Goal of the exercise |
Beginning with the first line, return the material verbatim and without pictures.

Material for the task |
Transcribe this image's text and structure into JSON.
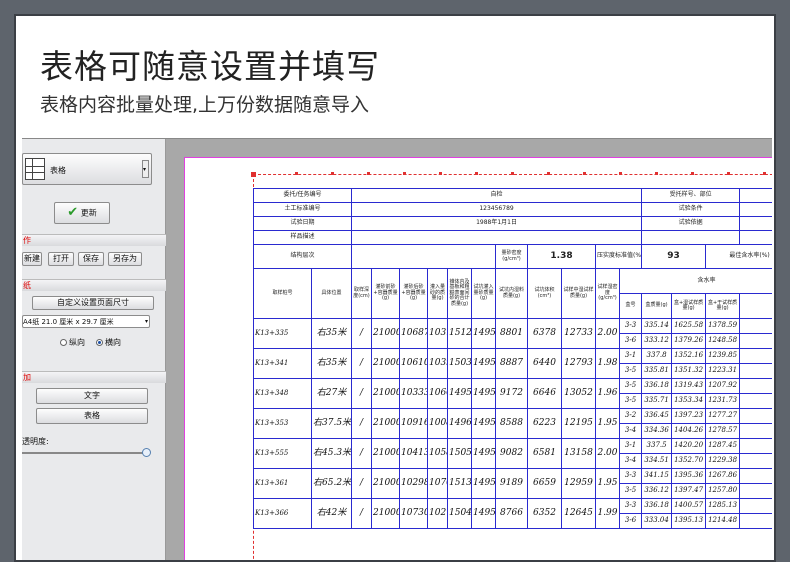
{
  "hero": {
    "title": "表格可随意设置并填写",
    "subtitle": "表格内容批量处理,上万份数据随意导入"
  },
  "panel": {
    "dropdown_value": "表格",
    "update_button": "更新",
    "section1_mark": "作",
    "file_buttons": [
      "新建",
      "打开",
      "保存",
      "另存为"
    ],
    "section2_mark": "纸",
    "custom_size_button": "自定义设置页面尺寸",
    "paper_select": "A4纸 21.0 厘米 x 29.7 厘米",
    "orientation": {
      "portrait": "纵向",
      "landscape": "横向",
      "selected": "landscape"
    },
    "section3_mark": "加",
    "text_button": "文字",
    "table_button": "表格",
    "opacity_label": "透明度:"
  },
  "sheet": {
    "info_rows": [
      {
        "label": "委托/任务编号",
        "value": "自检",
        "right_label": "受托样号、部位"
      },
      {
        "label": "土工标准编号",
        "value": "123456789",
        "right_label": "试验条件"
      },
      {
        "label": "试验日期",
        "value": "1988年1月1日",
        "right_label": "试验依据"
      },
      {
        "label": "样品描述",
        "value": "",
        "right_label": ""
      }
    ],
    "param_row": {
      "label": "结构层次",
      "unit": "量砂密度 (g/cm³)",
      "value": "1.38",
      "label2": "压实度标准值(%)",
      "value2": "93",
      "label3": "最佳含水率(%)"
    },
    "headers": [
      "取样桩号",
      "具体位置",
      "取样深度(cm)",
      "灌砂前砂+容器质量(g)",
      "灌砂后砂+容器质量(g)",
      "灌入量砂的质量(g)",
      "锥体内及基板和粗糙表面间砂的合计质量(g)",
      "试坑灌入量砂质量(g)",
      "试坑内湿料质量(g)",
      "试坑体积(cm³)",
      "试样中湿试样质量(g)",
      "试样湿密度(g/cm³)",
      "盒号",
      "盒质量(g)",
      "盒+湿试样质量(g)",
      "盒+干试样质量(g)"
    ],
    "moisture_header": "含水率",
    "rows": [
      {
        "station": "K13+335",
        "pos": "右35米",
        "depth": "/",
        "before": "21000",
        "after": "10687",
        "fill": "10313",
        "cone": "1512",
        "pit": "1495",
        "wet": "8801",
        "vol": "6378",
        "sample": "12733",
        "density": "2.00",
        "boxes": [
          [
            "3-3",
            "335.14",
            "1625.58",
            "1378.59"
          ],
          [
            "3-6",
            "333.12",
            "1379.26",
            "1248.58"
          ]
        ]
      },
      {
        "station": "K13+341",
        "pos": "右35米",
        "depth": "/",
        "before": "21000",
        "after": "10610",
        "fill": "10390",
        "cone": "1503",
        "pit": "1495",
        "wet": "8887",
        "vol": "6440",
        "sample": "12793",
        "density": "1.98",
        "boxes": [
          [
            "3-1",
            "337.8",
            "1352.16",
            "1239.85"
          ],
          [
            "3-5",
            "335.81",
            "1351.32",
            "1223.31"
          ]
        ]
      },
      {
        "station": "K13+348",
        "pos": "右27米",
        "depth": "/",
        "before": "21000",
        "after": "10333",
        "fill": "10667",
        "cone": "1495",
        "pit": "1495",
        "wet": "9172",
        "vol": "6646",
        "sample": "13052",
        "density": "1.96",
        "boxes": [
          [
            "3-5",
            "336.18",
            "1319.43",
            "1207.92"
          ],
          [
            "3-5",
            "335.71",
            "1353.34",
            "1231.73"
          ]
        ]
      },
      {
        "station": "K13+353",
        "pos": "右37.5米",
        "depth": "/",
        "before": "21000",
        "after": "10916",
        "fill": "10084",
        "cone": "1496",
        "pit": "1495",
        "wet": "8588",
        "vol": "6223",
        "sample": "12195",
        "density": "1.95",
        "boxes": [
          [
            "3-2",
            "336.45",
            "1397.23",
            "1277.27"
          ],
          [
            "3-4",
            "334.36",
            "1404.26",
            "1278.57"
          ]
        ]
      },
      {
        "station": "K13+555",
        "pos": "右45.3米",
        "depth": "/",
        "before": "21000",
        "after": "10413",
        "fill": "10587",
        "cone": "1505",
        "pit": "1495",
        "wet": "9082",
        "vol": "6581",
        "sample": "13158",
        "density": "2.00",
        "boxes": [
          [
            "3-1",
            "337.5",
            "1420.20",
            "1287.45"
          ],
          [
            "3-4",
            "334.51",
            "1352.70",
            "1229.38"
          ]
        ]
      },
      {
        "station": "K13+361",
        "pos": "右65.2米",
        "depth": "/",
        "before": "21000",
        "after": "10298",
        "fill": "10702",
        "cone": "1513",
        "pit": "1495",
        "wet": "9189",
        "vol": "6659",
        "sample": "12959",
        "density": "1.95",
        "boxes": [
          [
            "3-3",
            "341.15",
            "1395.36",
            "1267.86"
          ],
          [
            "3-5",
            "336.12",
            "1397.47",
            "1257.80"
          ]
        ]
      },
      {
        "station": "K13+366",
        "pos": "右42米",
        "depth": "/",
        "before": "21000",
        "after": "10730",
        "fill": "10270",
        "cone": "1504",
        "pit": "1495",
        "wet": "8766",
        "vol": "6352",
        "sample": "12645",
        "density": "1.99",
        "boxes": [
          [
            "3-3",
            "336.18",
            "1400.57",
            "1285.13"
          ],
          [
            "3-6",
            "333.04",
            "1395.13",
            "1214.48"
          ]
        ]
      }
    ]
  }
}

Written answer |
Transcribe this image's text and structure into JSON.
{
  "hero": {
    "title": "表格可随意设置并填写",
    "subtitle": "表格内容批量处理,上万份数据随意导入"
  },
  "panel": {
    "dropdown_value": "表格",
    "update_button": "更新",
    "section1_mark": "作",
    "file_buttons": [
      "新建",
      "打开",
      "保存",
      "另存为"
    ],
    "section2_mark": "纸",
    "custom_size_button": "自定义设置页面尺寸",
    "paper_select": "A4纸 21.0 厘米 x 29.7 厘米",
    "orientation": {
      "portrait": "纵向",
      "landscape": "横向",
      "selected": "landscape"
    },
    "section3_mark": "加",
    "text_button": "文字",
    "table_button": "表格",
    "opacity_label": "透明度:"
  },
  "sheet": {
    "info_rows": [
      {
        "label": "委托/任务编号",
        "value": "自检",
        "right_label": "受托样号、部位"
      },
      {
        "label": "土工标准编号",
        "value": "123456789",
        "right_label": "试验条件"
      },
      {
        "label": "试验日期",
        "value": "1988年1月1日",
        "right_label": "试验依据"
      },
      {
        "label": "样品描述",
        "value": "",
        "right_label": ""
      }
    ],
    "param_row": {
      "label": "结构层次",
      "unit": "量砂密度 (g/cm³)",
      "value": "1.38",
      "label2": "压实度标准值(%)",
      "value2": "93",
      "label3": "最佳含水率(%)"
    },
    "headers": [
      "取样桩号",
      "具体位置",
      "取样深度(cm)",
      "灌砂前砂+容器质量(g)",
      "灌砂后砂+容器质量(g)",
      "灌入量砂的质量(g)",
      "锥体内及基板和粗糙表面间砂的合计质量(g)",
      "试坑灌入量砂质量(g)",
      "试坑内湿料质量(g)",
      "试坑体积(cm³)",
      "试样中湿试样质量(g)",
      "试样湿密度(g/cm³)",
      "盒号",
      "盒质量(g)",
      "盒+湿试样质量(g)",
      "盒+干试样质量(g)"
    ],
    "moisture_header": "含水率",
    "rows": [
      {
        "station": "K13+335",
        "pos": "右35米",
        "depth": "/",
        "before": "21000",
        "after": "10687",
        "fill": "10313",
        "cone": "1512",
        "pit": "1495",
        "wet": "8801",
        "vol": "6378",
        "sample": "12733",
        "density": "2.00",
        "boxes": [
          [
            "3-3",
            "335.14",
            "1625.58",
            "1378.59"
          ],
          [
            "3-6",
            "333.12",
            "1379.26",
            "1248.58"
          ]
        ]
      },
      {
        "station": "K13+341",
        "pos": "右35米",
        "depth": "/",
        "before": "21000",
        "after": "10610",
        "fill": "10390",
        "cone": "1503",
        "pit": "1495",
        "wet": "8887",
        "vol": "6440",
        "sample": "12793",
        "density": "1.98",
        "boxes": [
          [
            "3-1",
            "337.8",
            "1352.16",
            "1239.85"
          ],
          [
            "3-5",
            "335.81",
            "1351.32",
            "1223.31"
          ]
        ]
      },
      {
        "station": "K13+348",
        "pos": "右27米",
        "depth": "/",
        "before": "21000",
        "after": "10333",
        "fill": "10667",
        "cone": "1495",
        "pit": "1495",
        "wet": "9172",
        "vol": "6646",
        "sample": "13052",
        "density": "1.96",
        "boxes": [
          [
            "3-5",
            "336.18",
            "1319.43",
            "1207.92"
          ],
          [
            "3-5",
            "335.71",
            "1353.34",
            "1231.73"
          ]
        ]
      },
      {
        "station": "K13+353",
        "pos": "右37.5米",
        "depth": "/",
        "before": "21000",
        "after": "10916",
        "fill": "10084",
        "cone": "1496",
        "pit": "1495",
        "wet": "8588",
        "vol": "6223",
        "sample": "12195",
        "density": "1.95",
        "boxes": [
          [
            "3-2",
            "336.45",
            "1397.23",
            "1277.27"
          ],
          [
            "3-4",
            "334.36",
            "1404.26",
            "1278.57"
          ]
        ]
      },
      {
        "station": "K13+555",
        "pos": "右45.3米",
        "depth": "/",
        "before": "21000",
        "after": "10413",
        "fill": "10587",
        "cone": "1505",
        "pit": "1495",
        "wet": "9082",
        "vol": "6581",
        "sample": "13158",
        "density": "2.00",
        "boxes": [
          [
            "3-1",
            "337.5",
            "1420.20",
            "1287.45"
          ],
          [
            "3-4",
            "334.51",
            "1352.70",
            "1229.38"
          ]
        ]
      },
      {
        "station": "K13+361",
        "pos": "右65.2米",
        "depth": "/",
        "before": "21000",
        "after": "10298",
        "fill": "10702",
        "cone": "1513",
        "pit": "1495",
        "wet": "9189",
        "vol": "6659",
        "sample": "12959",
        "density": "1.95",
        "boxes": [
          [
            "3-3",
            "341.15",
            "1395.36",
            "1267.86"
          ],
          [
            "3-5",
            "336.12",
            "1397.47",
            "1257.80"
          ]
        ]
      },
      {
        "station": "K13+366",
        "pos": "右42米",
        "depth": "/",
        "before": "21000",
        "after": "10730",
        "fill": "10270",
        "cone": "1504",
        "pit": "1495",
        "wet": "8766",
        "vol": "6352",
        "sample": "12645",
        "density": "1.99",
        "boxes": [
          [
            "3-3",
            "336.18",
            "1400.57",
            "1285.13"
          ],
          [
            "3-6",
            "333.04",
            "1395.13",
            "1214.48"
          ]
        ]
      }
    ]
  }
}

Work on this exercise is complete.